### Task goal
Check each line of the data below for the string "username", then report how many lines have it and nothing else.
○ ○ ○
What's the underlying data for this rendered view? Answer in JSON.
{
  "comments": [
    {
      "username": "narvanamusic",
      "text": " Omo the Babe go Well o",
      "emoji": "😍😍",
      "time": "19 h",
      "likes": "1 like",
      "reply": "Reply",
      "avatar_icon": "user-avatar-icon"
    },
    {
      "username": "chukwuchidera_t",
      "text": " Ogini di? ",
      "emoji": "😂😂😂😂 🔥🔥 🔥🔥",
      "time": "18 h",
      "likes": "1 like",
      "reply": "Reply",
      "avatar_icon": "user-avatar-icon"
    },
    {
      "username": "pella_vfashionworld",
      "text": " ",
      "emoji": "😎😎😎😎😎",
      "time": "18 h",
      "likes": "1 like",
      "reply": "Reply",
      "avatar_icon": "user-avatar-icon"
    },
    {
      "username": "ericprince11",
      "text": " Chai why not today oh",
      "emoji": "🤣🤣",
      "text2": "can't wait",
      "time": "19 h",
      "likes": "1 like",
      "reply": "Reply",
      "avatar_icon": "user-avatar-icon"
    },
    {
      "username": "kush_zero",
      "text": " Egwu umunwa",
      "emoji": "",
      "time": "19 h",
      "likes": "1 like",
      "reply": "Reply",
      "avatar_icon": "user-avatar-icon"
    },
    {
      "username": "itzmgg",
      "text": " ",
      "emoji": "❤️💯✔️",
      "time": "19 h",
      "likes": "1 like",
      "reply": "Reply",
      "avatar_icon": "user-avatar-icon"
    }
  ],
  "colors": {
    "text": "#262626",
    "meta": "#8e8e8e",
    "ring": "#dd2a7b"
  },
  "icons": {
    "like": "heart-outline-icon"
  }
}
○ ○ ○
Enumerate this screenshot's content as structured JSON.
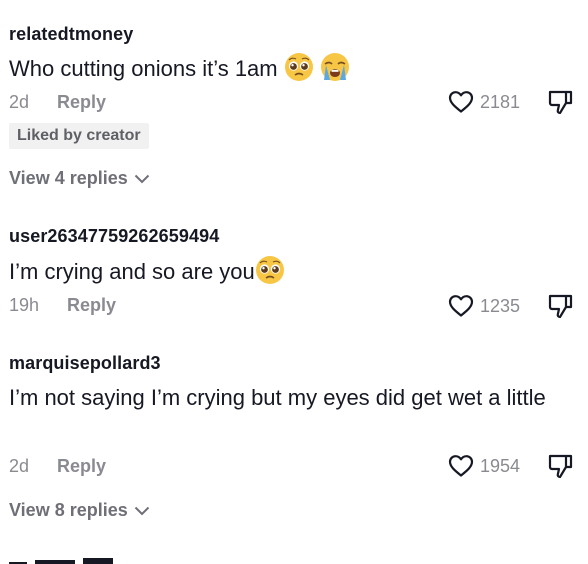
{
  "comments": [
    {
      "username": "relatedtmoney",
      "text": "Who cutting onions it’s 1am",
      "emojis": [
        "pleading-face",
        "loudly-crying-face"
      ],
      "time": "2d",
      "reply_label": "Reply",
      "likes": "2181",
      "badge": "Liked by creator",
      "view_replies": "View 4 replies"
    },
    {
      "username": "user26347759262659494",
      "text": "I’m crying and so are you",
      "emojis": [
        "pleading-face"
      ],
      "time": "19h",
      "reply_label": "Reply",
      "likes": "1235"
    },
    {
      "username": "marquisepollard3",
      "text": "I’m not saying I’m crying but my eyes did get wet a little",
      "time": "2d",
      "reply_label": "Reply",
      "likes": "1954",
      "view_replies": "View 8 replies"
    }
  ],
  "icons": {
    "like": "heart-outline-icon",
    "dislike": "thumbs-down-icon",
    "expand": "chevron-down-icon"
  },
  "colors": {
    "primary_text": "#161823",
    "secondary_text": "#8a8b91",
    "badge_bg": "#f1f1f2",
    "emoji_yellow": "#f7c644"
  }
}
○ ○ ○
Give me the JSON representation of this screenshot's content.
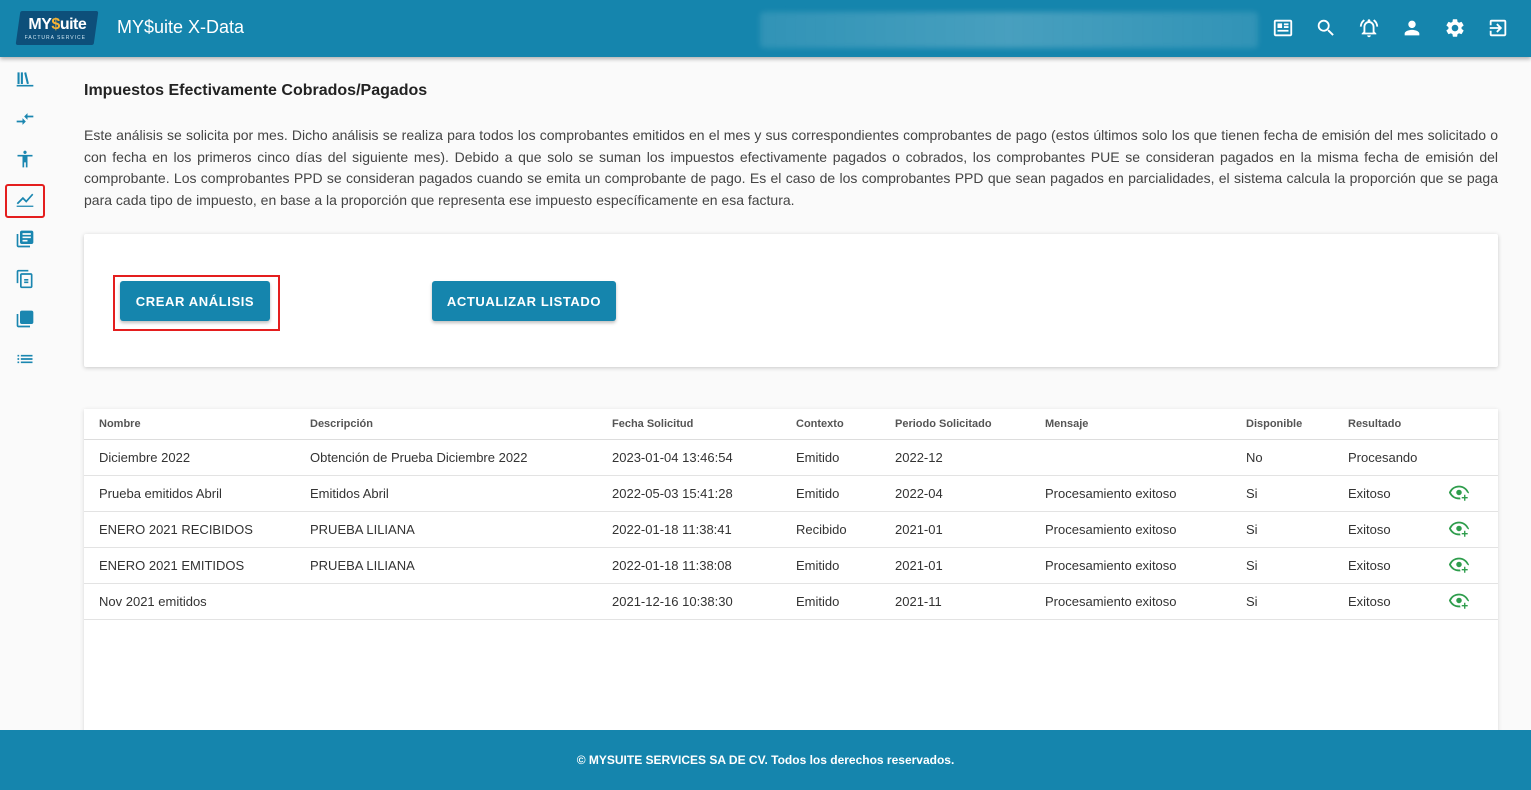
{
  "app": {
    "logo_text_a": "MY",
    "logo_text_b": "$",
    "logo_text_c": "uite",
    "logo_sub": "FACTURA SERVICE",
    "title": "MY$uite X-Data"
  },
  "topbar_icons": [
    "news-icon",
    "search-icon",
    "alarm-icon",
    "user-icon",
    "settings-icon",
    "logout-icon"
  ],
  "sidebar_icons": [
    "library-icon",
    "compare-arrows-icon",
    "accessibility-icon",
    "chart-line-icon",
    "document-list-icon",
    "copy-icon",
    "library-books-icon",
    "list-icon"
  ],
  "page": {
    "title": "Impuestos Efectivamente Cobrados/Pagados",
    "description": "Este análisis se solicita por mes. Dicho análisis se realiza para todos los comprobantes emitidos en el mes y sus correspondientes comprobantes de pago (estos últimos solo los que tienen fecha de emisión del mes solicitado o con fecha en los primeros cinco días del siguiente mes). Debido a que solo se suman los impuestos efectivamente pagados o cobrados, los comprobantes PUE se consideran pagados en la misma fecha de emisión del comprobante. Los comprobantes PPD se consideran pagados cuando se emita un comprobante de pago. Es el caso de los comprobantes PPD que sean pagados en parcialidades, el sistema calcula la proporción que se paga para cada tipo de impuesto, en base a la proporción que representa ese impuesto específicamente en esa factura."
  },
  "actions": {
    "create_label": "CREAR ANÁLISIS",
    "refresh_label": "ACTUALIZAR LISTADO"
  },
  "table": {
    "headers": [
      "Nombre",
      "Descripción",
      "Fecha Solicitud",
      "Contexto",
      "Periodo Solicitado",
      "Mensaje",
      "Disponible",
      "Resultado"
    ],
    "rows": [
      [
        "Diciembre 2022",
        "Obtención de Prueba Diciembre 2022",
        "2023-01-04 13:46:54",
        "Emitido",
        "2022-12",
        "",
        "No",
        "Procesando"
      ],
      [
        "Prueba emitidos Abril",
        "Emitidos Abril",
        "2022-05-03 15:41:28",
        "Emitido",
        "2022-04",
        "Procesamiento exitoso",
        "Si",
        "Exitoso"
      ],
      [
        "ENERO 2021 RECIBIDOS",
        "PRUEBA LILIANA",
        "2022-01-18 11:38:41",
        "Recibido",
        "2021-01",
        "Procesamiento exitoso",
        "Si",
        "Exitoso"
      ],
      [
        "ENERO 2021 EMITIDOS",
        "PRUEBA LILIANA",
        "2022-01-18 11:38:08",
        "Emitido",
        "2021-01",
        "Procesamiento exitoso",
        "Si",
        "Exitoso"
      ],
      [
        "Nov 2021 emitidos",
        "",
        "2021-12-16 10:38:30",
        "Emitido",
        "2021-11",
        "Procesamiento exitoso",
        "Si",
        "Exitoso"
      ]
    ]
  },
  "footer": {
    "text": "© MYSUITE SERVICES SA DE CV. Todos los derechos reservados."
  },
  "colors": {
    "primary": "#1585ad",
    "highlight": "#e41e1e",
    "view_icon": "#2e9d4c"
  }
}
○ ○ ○
### Your response
9